Home: A Memoir of My Early Years
Title: Home: A Memoir of My Early Years
Author: Julie Andrews
A personal account of the iconic actress’s pre-fame life traces the time between her birth in 1935 and her discovery by Walt Disney during her 1962 Broadway performance in Camelot, a period marked by her relationships with a vaudevillian mother and teacher father, the World War II London Blitz, and her work as a Royal Command Performance child soloist.
Syphilis, alcoholism, infidelity, and indeterminate parentage may seem improbable touchstones in the back story of one who didn’t so much portray as embody the blithe Maria in The Sound of Music. But as this memoir of her formative years makes clear, there is more gravitas to Andrews than meets the eye. From her childhood in rural England and initial forays into British theater, to her first massive successes on Broadway and in the West End—notably as Eliza Doolittle in My Fair Lady—Home puts her celebrated career in context.
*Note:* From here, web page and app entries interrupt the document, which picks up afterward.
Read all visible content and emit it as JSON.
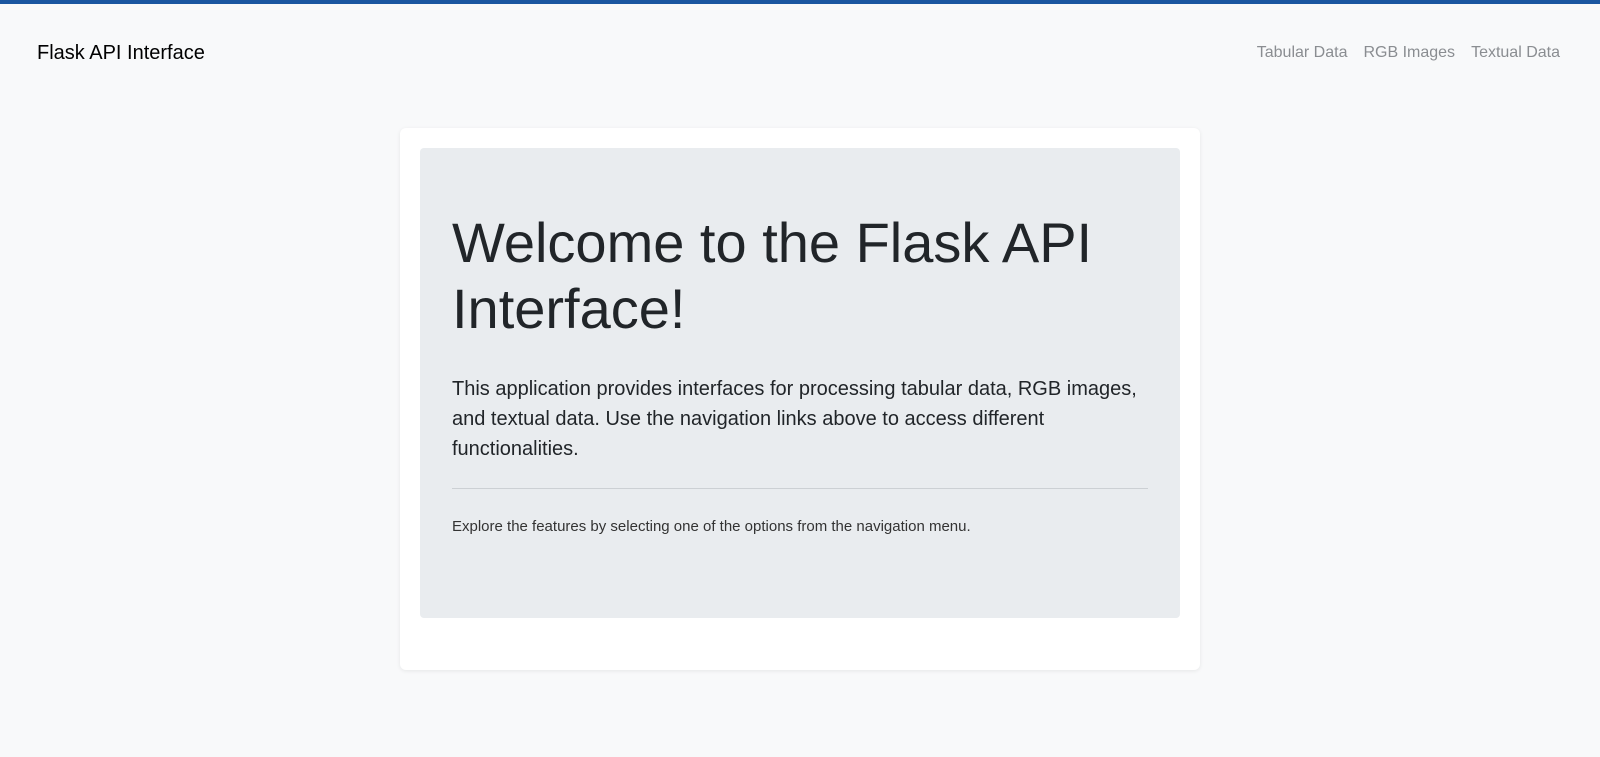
{
  "navbar": {
    "brand": "Flask API Interface",
    "links": [
      "Tabular Data",
      "RGB Images",
      "Textual Data"
    ]
  },
  "main": {
    "title": "Welcome to the Flask API Interface!",
    "lead": "This application provides interfaces for processing tabular data, RGB images, and textual data. Use the navigation links above to access different functionalities.",
    "note": "Explore the features by selecting one of the options from the navigation menu."
  },
  "colors": {
    "accent": "#1a56a0",
    "background": "#f8f9fa",
    "jumbotron": "#e9ecef"
  }
}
While arguably offering more detail about the Andrews family than necessary, it nevertheless dishes wonderful anecdotes about legends and Andrews contemporaries like Noël Coward, Rex Harrison, Robert Goulet, Richard Burton, and Rodgers and Hammerstein, in prose as crisp and immaculate as the author herself. It also offers a revealing look into the intricate, exhaustive craft of performing—skills often taken for granted in tabloid times. Since the book ends just as Andrews is about to launch into the celluloid stratosphere, can Volume II be far behind? After Home, it would be most welcome. —Kim Hughes